<<<<

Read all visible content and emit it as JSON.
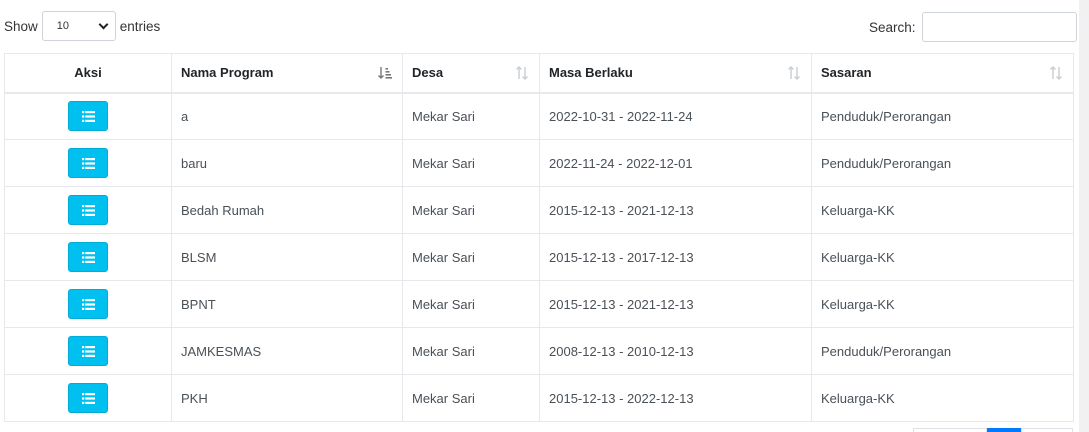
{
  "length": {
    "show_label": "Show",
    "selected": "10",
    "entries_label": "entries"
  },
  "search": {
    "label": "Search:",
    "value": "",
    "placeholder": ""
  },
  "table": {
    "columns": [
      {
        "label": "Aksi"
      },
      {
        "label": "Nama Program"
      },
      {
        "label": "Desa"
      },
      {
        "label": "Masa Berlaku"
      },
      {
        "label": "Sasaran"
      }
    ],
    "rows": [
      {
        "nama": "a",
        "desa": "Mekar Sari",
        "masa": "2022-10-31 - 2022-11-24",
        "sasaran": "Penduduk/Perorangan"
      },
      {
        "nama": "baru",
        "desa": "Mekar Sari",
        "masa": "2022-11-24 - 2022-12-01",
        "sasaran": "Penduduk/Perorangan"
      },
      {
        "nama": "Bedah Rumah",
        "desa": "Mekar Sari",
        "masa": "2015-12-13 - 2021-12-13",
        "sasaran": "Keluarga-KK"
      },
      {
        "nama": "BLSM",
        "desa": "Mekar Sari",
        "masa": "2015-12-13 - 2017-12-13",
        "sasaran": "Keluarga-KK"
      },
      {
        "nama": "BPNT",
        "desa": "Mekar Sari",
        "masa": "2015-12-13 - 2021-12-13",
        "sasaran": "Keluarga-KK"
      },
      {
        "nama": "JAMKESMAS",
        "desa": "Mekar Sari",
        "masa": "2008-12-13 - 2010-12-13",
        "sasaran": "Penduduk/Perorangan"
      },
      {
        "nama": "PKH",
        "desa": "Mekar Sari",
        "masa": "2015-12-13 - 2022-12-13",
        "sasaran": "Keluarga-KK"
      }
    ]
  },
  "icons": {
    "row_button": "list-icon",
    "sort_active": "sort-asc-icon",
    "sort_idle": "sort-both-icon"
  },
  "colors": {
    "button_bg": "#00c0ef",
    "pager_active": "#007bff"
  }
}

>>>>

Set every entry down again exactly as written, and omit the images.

Read all visible content and emit it as JSON.
{
  "length": {
    "show_label": "Show",
    "selected": "10",
    "entries_label": "entries"
  },
  "search": {
    "label": "Search:",
    "value": "",
    "placeholder": ""
  },
  "table": {
    "columns": [
      {
        "label": "Aksi"
      },
      {
        "label": "Nama Program"
      },
      {
        "label": "Desa"
      },
      {
        "label": "Masa Berlaku"
      },
      {
        "label": "Sasaran"
      }
    ],
    "rows": [
      {
        "nama": "a",
        "desa": "Mekar Sari",
        "masa": "2022-10-31 - 2022-11-24",
        "sasaran": "Penduduk/Perorangan"
      },
      {
        "nama": "baru",
        "desa": "Mekar Sari",
        "masa": "2022-11-24 - 2022-12-01",
        "sasaran": "Penduduk/Perorangan"
      },
      {
        "nama": "Bedah Rumah",
        "desa": "Mekar Sari",
        "masa": "2015-12-13 - 2021-12-13",
        "sasaran": "Keluarga-KK"
      },
      {
        "nama": "BLSM",
        "desa": "Mekar Sari",
        "masa": "2015-12-13 - 2017-12-13",
        "sasaran": "Keluarga-KK"
      },
      {
        "nama": "BPNT",
        "desa": "Mekar Sari",
        "masa": "2015-12-13 - 2021-12-13",
        "sasaran": "Keluarga-KK"
      },
      {
        "nama": "JAMKESMAS",
        "desa": "Mekar Sari",
        "masa": "2008-12-13 - 2010-12-13",
        "sasaran": "Penduduk/Perorangan"
      },
      {
        "nama": "PKH",
        "desa": "Mekar Sari",
        "masa": "2015-12-13 - 2022-12-13",
        "sasaran": "Keluarga-KK"
      }
    ]
  },
  "icons": {
    "row_button": "list-icon",
    "sort_active": "sort-asc-icon",
    "sort_idle": "sort-both-icon"
  },
  "colors": {
    "button_bg": "#00c0ef",
    "pager_active": "#007bff"
  }
}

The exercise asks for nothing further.